Polypeptide N-acetylgalactosaminyltransferase 2 regulates cellular metastasis-associated behavior in gastric cancer.


PMID 22992780

Abstract
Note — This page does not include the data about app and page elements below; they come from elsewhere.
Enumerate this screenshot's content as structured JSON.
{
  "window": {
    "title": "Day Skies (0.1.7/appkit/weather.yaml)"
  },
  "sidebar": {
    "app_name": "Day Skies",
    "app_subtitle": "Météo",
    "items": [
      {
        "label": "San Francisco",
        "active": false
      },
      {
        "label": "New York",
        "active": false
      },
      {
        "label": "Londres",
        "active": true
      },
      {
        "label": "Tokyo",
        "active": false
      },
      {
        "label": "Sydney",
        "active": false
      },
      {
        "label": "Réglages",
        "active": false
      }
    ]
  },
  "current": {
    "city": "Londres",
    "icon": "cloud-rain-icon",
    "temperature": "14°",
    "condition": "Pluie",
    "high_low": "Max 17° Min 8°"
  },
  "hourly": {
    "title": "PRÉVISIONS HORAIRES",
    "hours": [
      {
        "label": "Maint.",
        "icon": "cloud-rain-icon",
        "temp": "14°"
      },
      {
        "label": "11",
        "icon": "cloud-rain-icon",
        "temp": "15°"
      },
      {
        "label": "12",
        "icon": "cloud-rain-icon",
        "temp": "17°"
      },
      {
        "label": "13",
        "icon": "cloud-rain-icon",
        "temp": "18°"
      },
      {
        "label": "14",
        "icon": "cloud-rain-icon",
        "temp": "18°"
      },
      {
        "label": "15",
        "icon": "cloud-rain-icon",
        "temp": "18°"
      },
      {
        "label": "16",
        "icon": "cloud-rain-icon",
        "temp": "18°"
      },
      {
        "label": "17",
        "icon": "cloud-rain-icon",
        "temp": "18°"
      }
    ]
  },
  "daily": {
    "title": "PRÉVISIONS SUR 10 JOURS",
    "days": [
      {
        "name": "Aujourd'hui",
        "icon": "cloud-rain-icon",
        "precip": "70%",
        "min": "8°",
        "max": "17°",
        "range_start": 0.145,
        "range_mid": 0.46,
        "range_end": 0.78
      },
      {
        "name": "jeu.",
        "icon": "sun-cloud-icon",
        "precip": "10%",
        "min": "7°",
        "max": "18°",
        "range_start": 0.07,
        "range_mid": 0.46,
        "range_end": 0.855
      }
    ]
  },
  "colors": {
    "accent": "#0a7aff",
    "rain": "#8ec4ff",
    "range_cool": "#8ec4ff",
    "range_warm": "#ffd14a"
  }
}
Aberrant glycosylation of cell surface glycoprotein due to specific alterations of glycosyltransferase activity is usually associated with invasion and metastasis of cancer, particularly of gastric carcinomas. Polypeptide N-acetylgalactosaminyltransferase 2 (ppGalNAc-T2), which catalyzes initiation of mucin-type O-glycosylation, is also involved in tumor migration and invasion. However, a comprehensive understanding of how ppGalNAc-T2 correlates with the metastasic potential of human gastric cancer is not currently available. In the present study, ppGalNAc-T2 was detected in a variety of human poorly differentiated tumor cells, and expression appeared to be higher in SGC7901 gastric cancer cells. In addition, we investigated the potential effects of ppGalNAc-T2 on growth and metastasis-associated behavior in SGC7901 cells after stable transfection with ppGalNAc-T2 sense and antisense vectors. We found that cell proliferation, adhesion and invasion were decreased in ppGalNAc-T2 overexpressed cells but increased in ppGalNAc-T2 downregulated cells. Therefore, we attempted to clarify the mechanisms underlying the anti-metastatic activities of ppGalNAc-T2. Further investigation indicated that overexpression of ppGalNAc-T2 is involved in the inhibition of matrix metalloproteinase (MMP)-2 expression at both the protein and mRNA levels, which may be associated with ppGalNAc-T2 suppressing the expression of transforming growth factor (TGF)-β1. However, it did not exhibit any apparent correlation with MMP-14 expression levels. Our data show the effect of ppGalNAc-T2 on proliferation, adhesion or invasion of SGC7901 gastric cancer cells, suggesting that ppGalNAc-T2 may exert anti-proliferative and anti-metastatic activity through the decrease of MMP-2 and TGF-β1. These results indicate that ppGalNAc‑T2 may be used as a novel therapeutic target for human gastric cancer treatment.